Big-name foreign companies such as Adidas, Coca-Cola and PepsiCo are facing scrutiny from local tax authorities on transfer pricing possibility in Vietnam.
The General Department of Taxation (GDT) last week sent a document to the Ho Chi Minh City Department of Taxation on defining market price in related parties transactions for Adidas Vietnam Limited Company, saying that the transactions between Adidas Vietnam and other partners were likely to be related parties transactions.
The GDT, therefore, is requiring the Ho Chi Minh City Department of Taxation to inspect the relationship between Adidas Vietnam and Adidas AG, Adidas Singapore, Adidas International Trading B.V and retailers. “The agency will check commercial contracts that Adidas signed with these parties and related documents to define the reasonability of Adidas Vietnam’s costs in accordance with regulations under Circular 66/2010/TT-BTC,” said GDT general director Cao Anh Tuan in the document.
Circular 66 released by the Ministry of Finance (MoF) on April 22, 2010 is the latest document containing Vietnamese transfer pricing regulations. The circular requires arm’s-length pricing of various business transactions between related party enterprises for Corporate Income Tax (CIT) purposes and sets the guidance on transfer pricing methodologies and compliance requirements for taxpayers, among others.
Adidas, the world’s second-biggest sporting goods maker, forecasted its net income growth in a range of 15-17 per cent this year and the total profit for the whole year was estimated to reach $943-962 million. It was not the first time the Vietnam tax authorities raised doubt about transfer pricing at foreign-invested enterprises (FIEs). FIEs reporting losses for many consecutive years while still aggressively expanding business and production in Vietnam have created a headache for Vietnamese management agencies. Le Duy Minh, head of the Inspection Department 1 under the Ho Chi Minh City Department of Taxation, said Coca-Cola and PepsiCo were now being inspected to find out whether they had been implementing transfer pricing activities in Vietnam.

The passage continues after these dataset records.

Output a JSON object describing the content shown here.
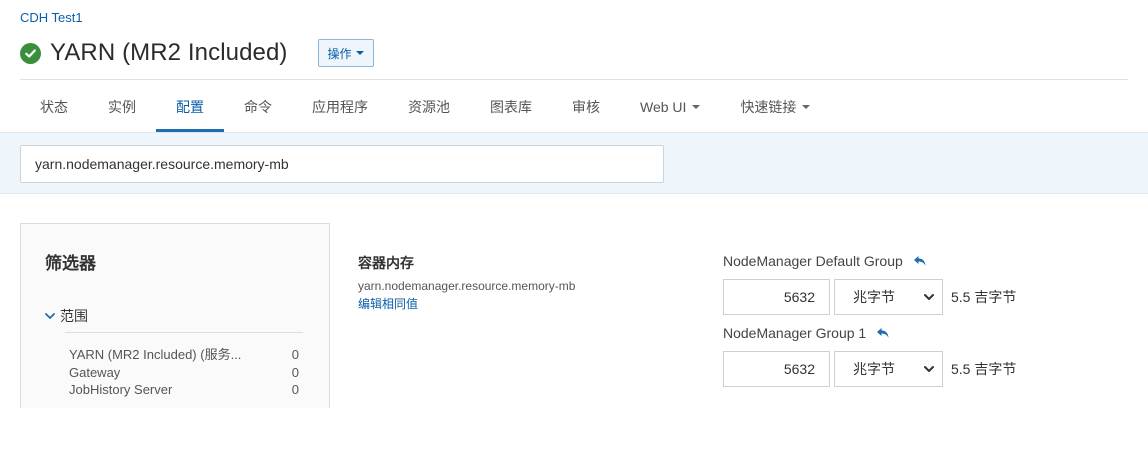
{
  "header": {
    "cluster": "CDH Test1",
    "service_title": "YARN (MR2 Included)",
    "actions_label": "操作"
  },
  "tabs": [
    {
      "label": "状态",
      "active": false
    },
    {
      "label": "实例",
      "active": false
    },
    {
      "label": "配置",
      "active": true
    },
    {
      "label": "命令",
      "active": false
    },
    {
      "label": "应用程序",
      "active": false
    },
    {
      "label": "资源池",
      "active": false
    },
    {
      "label": "图表库",
      "active": false
    },
    {
      "label": "审核",
      "active": false
    },
    {
      "label": "Web UI",
      "active": false,
      "dropdown": true
    },
    {
      "label": "快速链接",
      "active": false,
      "dropdown": true
    }
  ],
  "search": {
    "value": "yarn.nodemanager.resource.memory-mb"
  },
  "filters": {
    "title": "筛选器",
    "scope_label": "范围",
    "items": [
      {
        "label": "YARN (MR2 Included) (服务...",
        "count": "0"
      },
      {
        "label": "Gateway",
        "count": "0"
      },
      {
        "label": "JobHistory Server",
        "count": "0"
      }
    ]
  },
  "property": {
    "name": "容器内存",
    "key": "yarn.nodemanager.resource.memory-mb",
    "edit_link": "编辑相同值"
  },
  "groups": [
    {
      "label": "NodeManager Default Group",
      "value": "5632",
      "unit": "兆字节",
      "converted": "5.5 吉字节"
    },
    {
      "label": "NodeManager Group 1",
      "value": "5632",
      "unit": "兆字节",
      "converted": "5.5 吉字节"
    }
  ],
  "colors": {
    "link": "#0a5ea8",
    "status_ok": "#3a8f3c",
    "active_tab_underline": "#1f6cb3",
    "search_band": "#eef6fb"
  },
  "icons": {
    "status": "check-circle-icon",
    "scope": "chevron-down-icon",
    "revert": "undo-arrow-icon",
    "select": "chevron-down-icon"
  }
}
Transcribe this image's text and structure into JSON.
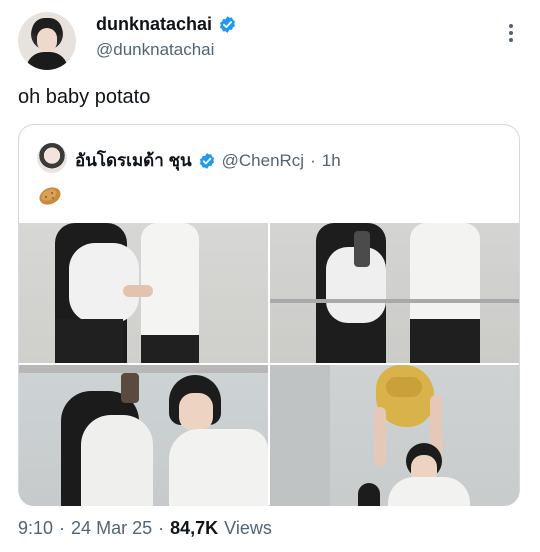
{
  "tweet": {
    "display_name": "dunknatachai",
    "handle": "@dunknatachai",
    "text": "oh baby potato",
    "verified_icon": "verified-badge-icon",
    "more_icon": "more-options-icon"
  },
  "quote": {
    "display_name": "อันโดรเมด้า ชุน",
    "handle": "@ChenRcj",
    "separator": "·",
    "time": "1h",
    "emoji": "potato-icon"
  },
  "footer": {
    "time": "9:10",
    "separator1": "·",
    "date": "24 Mar 25",
    "separator2": "·",
    "views_count": "84,7K",
    "views_label": "Views"
  },
  "colors": {
    "verified": "#1d9bf0",
    "secondary_text": "#536471",
    "border": "#cfd9de"
  }
}
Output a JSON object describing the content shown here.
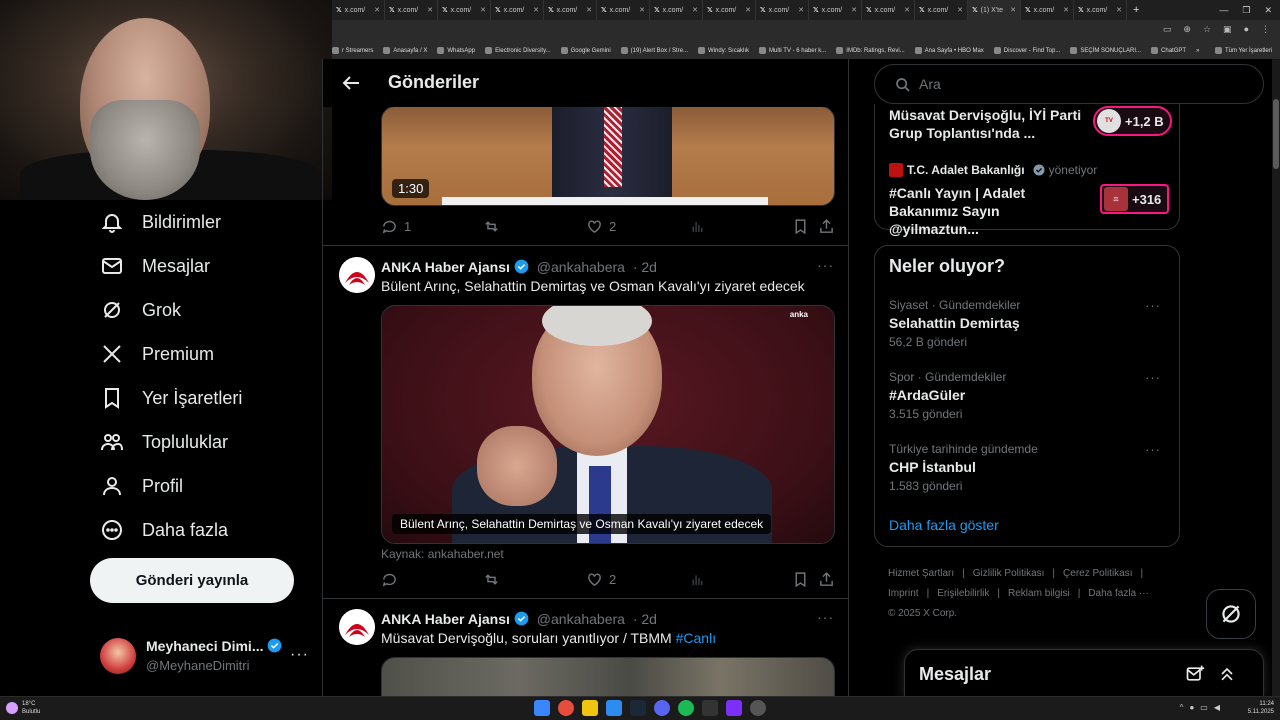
{
  "browser": {
    "tabs": [
      "x.com/",
      "x.com/",
      "x.com/",
      "x.com/",
      "x.com/",
      "x.com/",
      "x.com/",
      "x.com/",
      "x.com/",
      "x.com/",
      "x.com/",
      "x.com/",
      "(1) X'te",
      "x.com/",
      "x.com/"
    ],
    "new_tab": "+",
    "bookmarks": [
      "r Streamers",
      "Anasayfa / X",
      "WhatsApp",
      "Electronic Diversity...",
      "Google Gemini",
      "(19) Alert Box / Stre...",
      "Windy: Sıcaklık",
      "Multi TV - 6 haber k...",
      "IMDb: Ratings, Revi...",
      "Ana Sayfa • HBO Max",
      "Discover - Find Top...",
      "SEÇİM SONUÇLARI...",
      "ChatGPT",
      "»",
      "Tüm Yer İşaretleri"
    ]
  },
  "sidebar": {
    "items": [
      {
        "label": "Bildirimler",
        "icon": "bell-icon"
      },
      {
        "label": "Mesajlar",
        "icon": "envelope-icon"
      },
      {
        "label": "Grok",
        "icon": "grok-icon"
      },
      {
        "label": "Premium",
        "icon": "x-logo-icon"
      },
      {
        "label": "Yer İşaretleri",
        "icon": "bookmark-icon"
      },
      {
        "label": "Topluluklar",
        "icon": "people-icon"
      },
      {
        "label": "Profil",
        "icon": "person-icon"
      },
      {
        "label": "Daha fazla",
        "icon": "more-circle-icon"
      }
    ],
    "post_button": "Gönderi yayınla",
    "account": {
      "name": "Meyhaneci Dimi...",
      "handle": "@MeyhaneDimitri",
      "more": "···"
    }
  },
  "main": {
    "title": "Gönderiler",
    "tweet0": {
      "duration": "1:30",
      "replies": "1",
      "likes": "2"
    },
    "tweet1": {
      "name": "ANKA Haber Ajansı",
      "handle": "@ankahabera",
      "time": "· 2d",
      "text": "Bülent Arınç, Selahattin Demirtaş ve Osman Kavalı'yı ziyaret edecek",
      "media_caption": "Bülent Arınç, Selahattin Demirtaş ve Osman Kavalı'yı ziyaret edecek",
      "media_logo": "anka",
      "source": "Kaynak: ankahaber.net",
      "likes": "2"
    },
    "tweet2": {
      "name": "ANKA Haber Ajansı",
      "handle": "@ankahabera",
      "time": "· 2d",
      "text": "Müsavat Dervişoğlu, soruları yanıtlıyor / TBMM",
      "hashtag": "#Canlı"
    }
  },
  "right": {
    "search_placeholder": "Ara",
    "live1": {
      "title": "Müsavat Dervişoğlu, İYİ Parti Grup Toplantısı'nda ...",
      "count": "+1,2 B"
    },
    "live2": {
      "source": "T.C. Adalet Bakanlığı",
      "role": "yönetiyor",
      "title": "#Canlı Yayın | Adalet Bakanımız Sayın @yilmaztun...",
      "count": "+316"
    },
    "trends_title": "Neler oluyor?",
    "trends": [
      {
        "context": "Siyaset · Gündemdekiler",
        "name": "Selahattin Demirtaş",
        "count": "56,2 B gönderi"
      },
      {
        "context": "Spor · Gündemdekiler",
        "name": "#ArdaGüler",
        "count": "3.515 gönderi"
      },
      {
        "context": "Türkiye tarihinde gündemde",
        "name": "CHP İstanbul",
        "count": "1.583 gönderi"
      }
    ],
    "show_more": "Daha fazla göster",
    "footer": [
      "Hizmet Şartları",
      "|",
      "Gizlilik Politikası",
      "|",
      "Çerez Politikası",
      "|",
      "Imprint",
      "|",
      "Erişilebilirlik",
      "|",
      "Reklam bilgisi",
      "|",
      "Daha fazla ···",
      "© 2025 X Corp."
    ],
    "messages_title": "Mesajlar"
  },
  "taskbar": {
    "weather_temp": "18°C",
    "weather_desc": "Bulutlu",
    "time": "11:24",
    "date": "5.11.2025"
  },
  "colors": {
    "accent": "#1d9bf0",
    "live": "#f91880",
    "background": "#000000"
  }
}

According to the Department of Taxation of Ho Chi Minh City, the cumulative losses of PepsiCo Vietnam till end of 2010 were VND1.2 trillion, or $57 million at current exchange rate. During 13 years, from 1994 to 2007, the firm continuously reported losses. In 2007, PepsiCo Vietnam started reporting profits but it was allowed to carry forward loss, so the firm did not have to pay any tax. In 2008, the company continued to report losses. The tax authority has just collected CIT from PepsiCo since 2009 with the modest total amount of $1.9 million from 2009-2011. And during the three years, the profit PepsiCo reported was equivalent to only around 2-3 per cent of its revenue.Meanwhile, its biggest rival, Coca-Cola, which operates three plants in Ho Chi Minh City, Hanoi and Danang, has never reported profits in Vietnam.
Coca-Cola’s cumulative losses in Vietnam were $181 million till September 30, 2011, which was even bigger than its equity of $141.8 million, according to Ho Chi Minh City Department of Taxation. Minh said Coca-Cola Vietnam had blamed high price of materials exclusively provided by its parent company for the loss.Despite big cumulative losses and modest profits compared with revenue, PepsiCo still continued to expand its business scale in Vietnam. In October, the firm officially inaugurated a new $45 million beverage plant in the southern Dong Nai province and a $73 million beverage plant in northern Bac Ninh province.
According to the General Department of Taxation, apart from CocaCola, many big firms such as Metro Cash & Carry and Big C had reported losses for many years in a row. Metro Cash & Carry reported a loss of VND1,157 billion ($55.63 million) from 2001-2009 while its the equity was VND633 billion ($30.43 million). Minh said transfer pricing issues were present in many FIEs in Vietnam, especially multi-national companies with a large system of markets in the world. In Vietnam, some sectors with many FIEs with signs of transfer pricing were textile and garment, beverage and consumer products.
“In the consumer products sector, Unilever is also one of the enterprises that need inspecting. Despite high revenue and growth and tax contribution to the budget, the firm has transferred a large part of its revenue on trademark and technology to its parent company which needs to be checked whether it is reasonable and satisfactory or not,” Minh told VIR.
“In retail industry, Metro Cash & Carry, Big C and Lotte Mart are big names with big losses for many years which will also be under inspection in the coming time,” added Minh.
Vietnam Investment Review - December 04, 2012